_Task instructions:_
From the records below, copy out each line that has the word "shortcut".

_Supplied records:_

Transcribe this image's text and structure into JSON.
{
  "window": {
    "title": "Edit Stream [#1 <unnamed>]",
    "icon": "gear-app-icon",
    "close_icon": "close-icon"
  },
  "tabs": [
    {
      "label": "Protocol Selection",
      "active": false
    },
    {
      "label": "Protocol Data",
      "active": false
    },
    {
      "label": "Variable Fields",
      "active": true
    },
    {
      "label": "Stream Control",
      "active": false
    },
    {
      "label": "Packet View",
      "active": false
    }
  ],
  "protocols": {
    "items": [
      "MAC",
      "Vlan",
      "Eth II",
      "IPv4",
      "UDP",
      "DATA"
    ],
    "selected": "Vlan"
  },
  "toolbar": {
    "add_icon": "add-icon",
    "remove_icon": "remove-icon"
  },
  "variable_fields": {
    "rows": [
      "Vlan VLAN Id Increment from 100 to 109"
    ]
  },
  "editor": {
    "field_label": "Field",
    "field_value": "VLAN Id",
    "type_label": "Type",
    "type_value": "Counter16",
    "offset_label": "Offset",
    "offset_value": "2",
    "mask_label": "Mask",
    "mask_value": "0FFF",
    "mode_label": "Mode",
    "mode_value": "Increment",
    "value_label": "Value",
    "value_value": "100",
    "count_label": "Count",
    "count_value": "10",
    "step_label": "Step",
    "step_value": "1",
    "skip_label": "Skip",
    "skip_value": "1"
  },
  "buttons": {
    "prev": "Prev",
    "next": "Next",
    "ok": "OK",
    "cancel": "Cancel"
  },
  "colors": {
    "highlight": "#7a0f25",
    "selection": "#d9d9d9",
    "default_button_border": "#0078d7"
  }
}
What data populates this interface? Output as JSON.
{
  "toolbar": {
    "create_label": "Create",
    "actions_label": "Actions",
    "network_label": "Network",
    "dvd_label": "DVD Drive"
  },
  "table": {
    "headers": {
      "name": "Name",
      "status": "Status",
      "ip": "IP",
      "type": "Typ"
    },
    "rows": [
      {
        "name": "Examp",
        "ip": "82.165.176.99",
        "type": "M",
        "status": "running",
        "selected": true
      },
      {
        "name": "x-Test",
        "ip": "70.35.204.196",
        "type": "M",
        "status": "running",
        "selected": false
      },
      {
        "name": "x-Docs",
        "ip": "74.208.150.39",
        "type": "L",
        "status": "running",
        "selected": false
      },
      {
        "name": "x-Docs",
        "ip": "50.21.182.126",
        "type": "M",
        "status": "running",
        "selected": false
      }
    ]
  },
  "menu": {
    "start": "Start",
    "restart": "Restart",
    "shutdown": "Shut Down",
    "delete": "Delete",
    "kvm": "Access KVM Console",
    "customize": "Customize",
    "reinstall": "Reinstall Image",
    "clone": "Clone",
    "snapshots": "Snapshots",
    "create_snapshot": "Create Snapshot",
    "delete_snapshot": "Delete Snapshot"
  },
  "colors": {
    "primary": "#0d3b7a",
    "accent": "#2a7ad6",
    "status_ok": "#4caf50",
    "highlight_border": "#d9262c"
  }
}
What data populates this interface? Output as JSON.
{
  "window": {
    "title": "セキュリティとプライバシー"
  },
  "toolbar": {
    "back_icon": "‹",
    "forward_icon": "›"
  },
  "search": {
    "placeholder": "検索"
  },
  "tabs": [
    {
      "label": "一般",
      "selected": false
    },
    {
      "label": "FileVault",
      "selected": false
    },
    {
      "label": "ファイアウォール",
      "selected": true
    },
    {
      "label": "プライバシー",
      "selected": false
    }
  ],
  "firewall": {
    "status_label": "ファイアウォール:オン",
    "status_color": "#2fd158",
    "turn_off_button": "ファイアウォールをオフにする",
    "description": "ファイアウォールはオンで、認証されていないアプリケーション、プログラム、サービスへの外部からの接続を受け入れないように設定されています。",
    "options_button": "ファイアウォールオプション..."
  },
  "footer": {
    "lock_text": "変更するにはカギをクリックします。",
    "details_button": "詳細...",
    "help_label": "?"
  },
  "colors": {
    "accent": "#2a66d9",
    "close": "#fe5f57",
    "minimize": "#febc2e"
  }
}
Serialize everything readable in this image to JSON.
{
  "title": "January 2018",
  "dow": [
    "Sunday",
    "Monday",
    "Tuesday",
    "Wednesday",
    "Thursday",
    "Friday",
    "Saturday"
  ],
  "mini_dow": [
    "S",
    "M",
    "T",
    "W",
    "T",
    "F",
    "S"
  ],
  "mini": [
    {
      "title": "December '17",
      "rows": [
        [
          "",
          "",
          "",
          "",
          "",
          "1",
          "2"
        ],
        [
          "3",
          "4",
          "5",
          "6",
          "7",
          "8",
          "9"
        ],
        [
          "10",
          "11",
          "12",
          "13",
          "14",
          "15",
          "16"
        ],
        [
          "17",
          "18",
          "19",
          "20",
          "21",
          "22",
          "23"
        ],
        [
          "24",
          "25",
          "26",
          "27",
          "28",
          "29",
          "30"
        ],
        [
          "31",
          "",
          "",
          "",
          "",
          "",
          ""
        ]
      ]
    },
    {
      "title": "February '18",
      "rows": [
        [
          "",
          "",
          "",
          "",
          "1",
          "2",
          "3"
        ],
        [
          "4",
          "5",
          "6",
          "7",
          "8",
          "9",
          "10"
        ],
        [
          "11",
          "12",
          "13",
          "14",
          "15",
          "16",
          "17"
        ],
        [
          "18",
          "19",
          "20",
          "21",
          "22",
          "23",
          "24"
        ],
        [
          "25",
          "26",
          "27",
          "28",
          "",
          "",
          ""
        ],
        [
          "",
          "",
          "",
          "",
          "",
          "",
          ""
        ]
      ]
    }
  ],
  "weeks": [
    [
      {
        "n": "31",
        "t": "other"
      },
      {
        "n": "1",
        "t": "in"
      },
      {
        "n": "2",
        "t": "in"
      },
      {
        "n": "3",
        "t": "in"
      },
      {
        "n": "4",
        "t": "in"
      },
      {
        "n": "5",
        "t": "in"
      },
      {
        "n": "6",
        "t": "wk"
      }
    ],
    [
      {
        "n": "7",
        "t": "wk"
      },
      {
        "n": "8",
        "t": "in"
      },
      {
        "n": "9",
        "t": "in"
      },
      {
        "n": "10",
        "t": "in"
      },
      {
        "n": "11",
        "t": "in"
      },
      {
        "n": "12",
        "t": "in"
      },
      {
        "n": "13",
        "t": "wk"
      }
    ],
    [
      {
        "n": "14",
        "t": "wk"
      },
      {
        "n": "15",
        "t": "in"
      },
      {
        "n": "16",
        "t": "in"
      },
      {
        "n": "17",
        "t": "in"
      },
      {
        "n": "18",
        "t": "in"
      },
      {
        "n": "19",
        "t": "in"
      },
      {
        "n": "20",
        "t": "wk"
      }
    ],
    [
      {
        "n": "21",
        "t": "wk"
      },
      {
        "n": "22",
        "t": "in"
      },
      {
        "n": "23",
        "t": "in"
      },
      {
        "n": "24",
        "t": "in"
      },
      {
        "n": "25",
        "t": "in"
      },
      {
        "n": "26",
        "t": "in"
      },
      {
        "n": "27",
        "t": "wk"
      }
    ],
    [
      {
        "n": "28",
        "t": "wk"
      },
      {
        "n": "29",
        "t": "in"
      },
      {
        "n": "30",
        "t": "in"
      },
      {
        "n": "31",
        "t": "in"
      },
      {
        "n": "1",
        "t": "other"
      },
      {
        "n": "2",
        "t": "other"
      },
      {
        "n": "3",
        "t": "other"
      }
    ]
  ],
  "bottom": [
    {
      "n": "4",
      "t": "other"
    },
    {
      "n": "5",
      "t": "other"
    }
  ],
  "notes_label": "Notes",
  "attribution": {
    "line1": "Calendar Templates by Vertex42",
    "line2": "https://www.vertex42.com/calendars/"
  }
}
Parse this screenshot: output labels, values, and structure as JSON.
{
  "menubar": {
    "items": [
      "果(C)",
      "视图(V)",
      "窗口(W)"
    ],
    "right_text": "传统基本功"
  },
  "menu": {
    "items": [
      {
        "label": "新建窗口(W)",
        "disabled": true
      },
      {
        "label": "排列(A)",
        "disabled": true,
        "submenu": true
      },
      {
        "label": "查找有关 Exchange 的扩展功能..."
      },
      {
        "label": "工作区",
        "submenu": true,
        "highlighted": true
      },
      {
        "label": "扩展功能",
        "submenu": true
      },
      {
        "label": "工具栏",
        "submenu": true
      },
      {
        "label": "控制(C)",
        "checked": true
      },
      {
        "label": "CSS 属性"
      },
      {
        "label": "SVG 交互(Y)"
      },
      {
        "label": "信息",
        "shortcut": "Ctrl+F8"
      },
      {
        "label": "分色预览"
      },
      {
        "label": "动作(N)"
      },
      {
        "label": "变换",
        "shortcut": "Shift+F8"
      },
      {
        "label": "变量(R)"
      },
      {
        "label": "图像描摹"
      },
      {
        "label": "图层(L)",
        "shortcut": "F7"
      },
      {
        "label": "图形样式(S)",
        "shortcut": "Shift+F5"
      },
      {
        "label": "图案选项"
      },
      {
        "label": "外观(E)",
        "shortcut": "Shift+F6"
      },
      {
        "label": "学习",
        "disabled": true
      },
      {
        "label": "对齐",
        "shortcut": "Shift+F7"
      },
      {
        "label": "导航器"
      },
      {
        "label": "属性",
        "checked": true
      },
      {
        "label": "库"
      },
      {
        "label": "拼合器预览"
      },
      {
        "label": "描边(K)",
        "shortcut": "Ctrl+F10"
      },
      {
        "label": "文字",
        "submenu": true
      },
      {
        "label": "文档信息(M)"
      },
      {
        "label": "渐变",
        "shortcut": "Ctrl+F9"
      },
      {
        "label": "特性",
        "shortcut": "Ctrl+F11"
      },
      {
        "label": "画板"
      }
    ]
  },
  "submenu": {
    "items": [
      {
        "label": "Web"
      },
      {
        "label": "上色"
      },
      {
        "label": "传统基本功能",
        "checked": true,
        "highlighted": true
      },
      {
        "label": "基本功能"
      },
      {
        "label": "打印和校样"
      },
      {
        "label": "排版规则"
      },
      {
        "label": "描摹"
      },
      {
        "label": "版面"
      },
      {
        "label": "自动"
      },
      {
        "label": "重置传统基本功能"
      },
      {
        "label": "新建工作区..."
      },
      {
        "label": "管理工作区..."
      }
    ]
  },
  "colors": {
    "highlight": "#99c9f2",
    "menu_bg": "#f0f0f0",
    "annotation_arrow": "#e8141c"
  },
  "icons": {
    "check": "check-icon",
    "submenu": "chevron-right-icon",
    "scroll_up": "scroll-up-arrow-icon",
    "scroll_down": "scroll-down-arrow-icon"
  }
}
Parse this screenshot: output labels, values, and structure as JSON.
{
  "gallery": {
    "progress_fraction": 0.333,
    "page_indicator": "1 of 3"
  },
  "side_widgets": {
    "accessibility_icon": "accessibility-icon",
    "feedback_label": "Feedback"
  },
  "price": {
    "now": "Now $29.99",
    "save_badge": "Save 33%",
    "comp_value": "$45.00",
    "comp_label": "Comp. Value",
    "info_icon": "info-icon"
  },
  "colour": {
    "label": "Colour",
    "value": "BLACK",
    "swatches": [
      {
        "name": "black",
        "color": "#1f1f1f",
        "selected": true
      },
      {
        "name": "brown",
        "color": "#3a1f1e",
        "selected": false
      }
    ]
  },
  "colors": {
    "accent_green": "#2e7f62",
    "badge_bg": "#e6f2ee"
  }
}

_Response area:_
        "shortcut": "Ctrl+F8"
        "shortcut": "Shift+F8"
        "shortcut": "F7"
        "shortcut": "Shift+F5"
        "shortcut": "Shift+F6"
        "shortcut": "Shift+F7"
        "shortcut": "Ctrl+F10"
        "shortcut": "Ctrl+F9"
        "shortcut": "Ctrl+F11"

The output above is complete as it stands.